The author is concerned with the cost of updating the City’s existing Housing Element, and asks “why not simply implement the findings of the 2003 Housing Element and save our limited funds?”  The answer is simple, State law requires the Housing Element to be updated every five years and Manteca’s Housing Element was adopted in August 2004.  Such updates are necessary to account for changes in demographics, housing program funding and site availability.  The mandatory update also requires evaluation of the existing housing element to gauge the City’s performance in meeting its established goals.  The update also gives City’s an opportunity to bring their housing elements into compliance with the most recent housing legislation.  

Since the adoption of our last housing element the state legislature has approved new requirements for housing elements, including:

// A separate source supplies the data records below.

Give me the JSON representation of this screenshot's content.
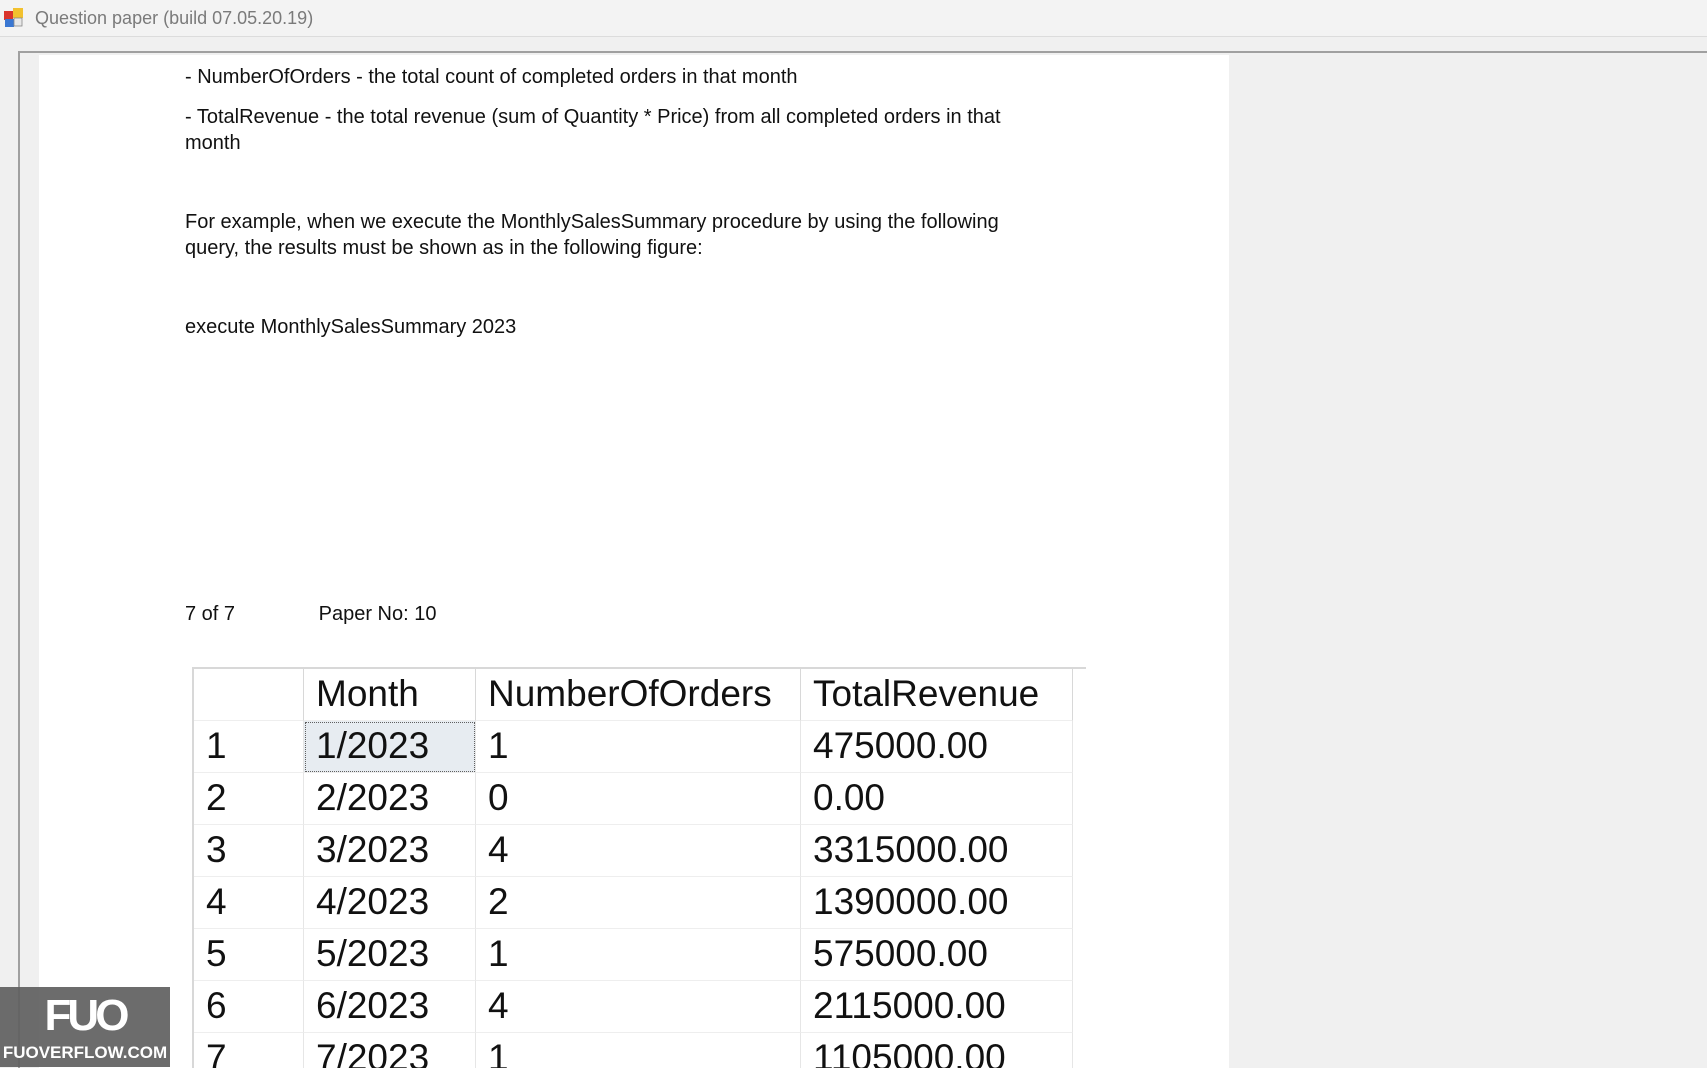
{
  "window": {
    "title": "Question paper (build 07.05.20.19)"
  },
  "document": {
    "lines": [
      "- NumberOfOrders - the total count of completed orders in that month",
      "- TotalRevenue - the total revenue (sum of Quantity * Price) from all completed orders in that",
      "month",
      "For example, when we execute the MonthlySalesSummary procedure by using the following",
      "query, the results must be shown as in the following figure:",
      "execute MonthlySalesSummary 2023"
    ],
    "footer": {
      "page": "7 of 7",
      "paper_no": "Paper No: 10"
    }
  },
  "result_grid": {
    "columns": [
      "",
      "Month",
      "NumberOfOrders",
      "TotalRevenue"
    ],
    "rows": [
      [
        "1",
        "1/2023",
        "1",
        "475000.00"
      ],
      [
        "2",
        "2/2023",
        "0",
        "0.00"
      ],
      [
        "3",
        "3/2023",
        "4",
        "3315000.00"
      ],
      [
        "4",
        "4/2023",
        "2",
        "1390000.00"
      ],
      [
        "5",
        "5/2023",
        "1",
        "575000.00"
      ],
      [
        "6",
        "6/2023",
        "4",
        "2115000.00"
      ],
      [
        "7",
        "7/2023",
        "1",
        "1105000.00"
      ]
    ],
    "selected_cell": "1/2023"
  },
  "watermark": {
    "logo": "FUO",
    "site": "FUOVERFLOW.COM"
  },
  "colors": {
    "page_background": "#ffffff",
    "app_background": "#f0f0f0",
    "title_text": "#7a7a7a",
    "selected_cell_bg": "#e7ecf1"
  }
}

· SB 2-Requires zoning to encourage and facilitate emergency shelters and transitional and supportive housing. Specifically, at least one zoning district in each community must be identified where emergency shelters are allowed without a conditional use permit.

· SB 2348- Requires a more detailed inventory of sites, and requires that each community zone enough land at 20 units per acre to accommodate its low- and very low-income housing needs.

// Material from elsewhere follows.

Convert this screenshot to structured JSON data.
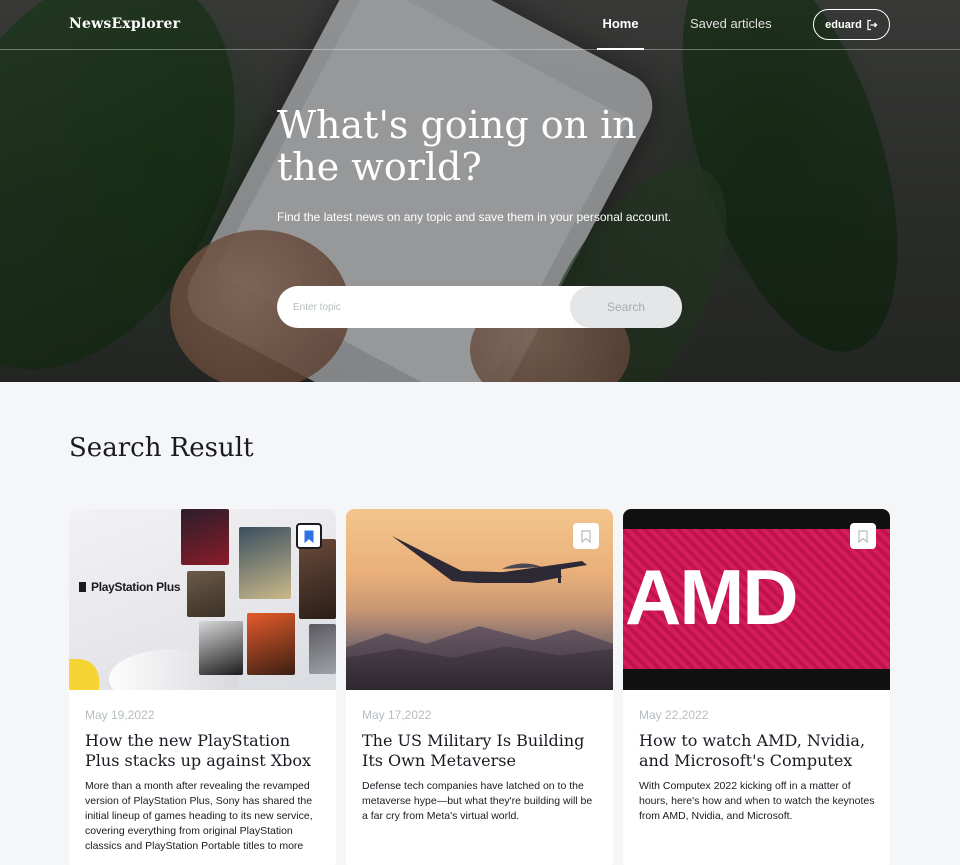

· SB575- Limits the downzoning or denial of projects identified in a Housing Element Adequate Sites Analysis.

· SB 1087- Requires housing elements be forwarded to water and sewer providers to ensure that infrastructure is available to meet future housing needs.

· AB 2634- Housing Element must quantify the needs of extremely low-income households.

Obviously the question becomes “What happens if we do not have an updated Housing Element?” Without a certified Housing Element, the City would be ineligible for some of the state housing grants and funds it currently receives. Other state funds, including those used to maintain roads and utilities, also could be jeopardized. The City would also be vulnerable to lawsuits for not working proactively to meet its housing needs. Typical remedies for such lawsuits include court orders to meet state certification requirements and, in some cases, court ordered moratoriums on development. These lawsuits are expensive and can have adverse fiscal and economic effects.  

The Community Development Department is working diligently to craft a Housing Element that comes to grips with current and future housing needs including housing related to the foreclosure crisis, incentives for residential developers to provide affordable housing, working closely with non-profit developers, and working to promote higher density housing in the downtown.